My familiarity with manufacturing hardwood furniture has taught me that about half the time involved in constructing each chair,Selecting the Best Air Compressor for Woodworking Articles table or cabinet is taken up with sanding. When you are trying to make a livelihood in the woodworking industry with hourly employees you must cut inefficiency to a bare minimum. This does not mean becoming a tyrant but, instead, removing any and all impediments that may be slowing construction, sanding and finishing.
I started my woodworking career with a quarter-sheet electric sander, quickly graduated to an orbital electric disc sander and finally realized that I could substantially cut sanding time with an air palm sander. I settled on a 5” Dynabrade sander and Sears 3HP air compressor. It took me less than an hour to realize my faux pas: The small compressor I bought could not begin to keep up with the air requirements of the air sander. It would run out of air pressure almost immediately and the air sander would slow down to the point of being worthless. I would then have to wait for several minutes for the pressure to build up again to get another minute of sanding.
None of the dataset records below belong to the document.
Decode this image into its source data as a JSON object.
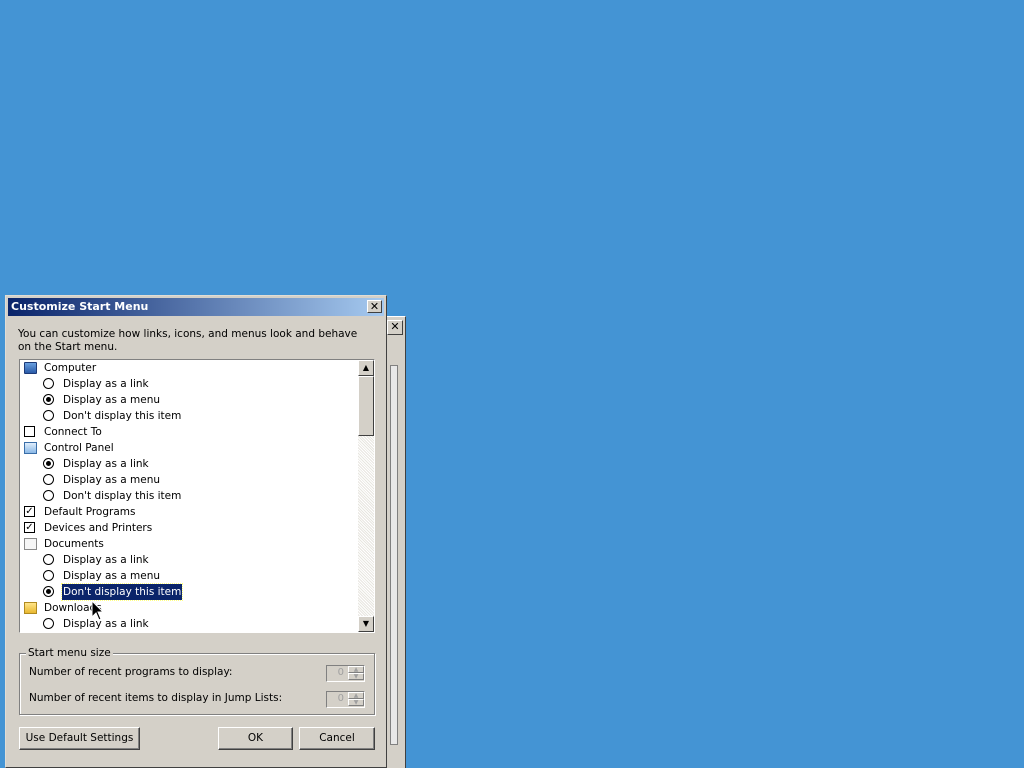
{
  "background_color": "#4494d4",
  "dialog": {
    "title": "Customize Start Menu",
    "close_glyph": "✕",
    "description": "You can customize how links, icons, and menus look and behave on the Start menu."
  },
  "list": {
    "items": [
      {
        "kind": "header",
        "icon": "computer-icon",
        "label": "Computer"
      },
      {
        "kind": "radio",
        "checked": false,
        "label": "Display as a link"
      },
      {
        "kind": "radio",
        "checked": true,
        "label": "Display as a menu"
      },
      {
        "kind": "radio",
        "checked": false,
        "label": "Don't display this item"
      },
      {
        "kind": "checkbox",
        "checked": false,
        "label": "Connect To"
      },
      {
        "kind": "header",
        "icon": "control-panel-icon",
        "label": "Control Panel"
      },
      {
        "kind": "radio",
        "checked": true,
        "label": "Display as a link"
      },
      {
        "kind": "radio",
        "checked": false,
        "label": "Display as a menu"
      },
      {
        "kind": "radio",
        "checked": false,
        "label": "Don't display this item"
      },
      {
        "kind": "checkbox",
        "checked": true,
        "label": "Default Programs"
      },
      {
        "kind": "checkbox",
        "checked": true,
        "label": "Devices and Printers"
      },
      {
        "kind": "header",
        "icon": "documents-icon",
        "label": "Documents"
      },
      {
        "kind": "radio",
        "checked": false,
        "label": "Display as a link"
      },
      {
        "kind": "radio",
        "checked": false,
        "label": "Display as a menu"
      },
      {
        "kind": "radio",
        "checked": true,
        "label": "Don't display this item",
        "selected": true
      },
      {
        "kind": "header",
        "icon": "downloads-icon",
        "label": "Downloads"
      },
      {
        "kind": "radio",
        "checked": false,
        "label": "Display as a link"
      }
    ]
  },
  "start_menu_size": {
    "legend": "Start menu size",
    "recent_programs_label": "Number of recent programs to display:",
    "recent_programs_value": "0",
    "recent_items_label": "Number of recent items to display in Jump Lists:",
    "recent_items_value": "0"
  },
  "buttons": {
    "default_settings": "Use Default Settings",
    "ok": "OK",
    "cancel": "Cancel"
  },
  "scroll_up_glyph": "▲",
  "scroll_down_glyph": "▼",
  "spin_up_glyph": "▲",
  "spin_down_glyph": "▼",
  "back_close_glyph": "✕"
}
Compounding the problem was the fact that I had three people hired as sanders and so I would need to keep three air sanders running at 10,000 RPM all day long. I did some arithmetic and discovered that I would need a ten horsepower air compressor with a large tank to keep up with the demand. I was lucky enough to find a used one with a reasonable price tag but it required three phase power and lots of it. I had to consider the additional expense of an electrician to wire it up to the building’s 208 volt 3-phase power. The enormous air compressor was so loud it could be heard all over the building and down the block but it powered those three sanders continuously. The good news is that it paid for itself in production efficiency very quickly.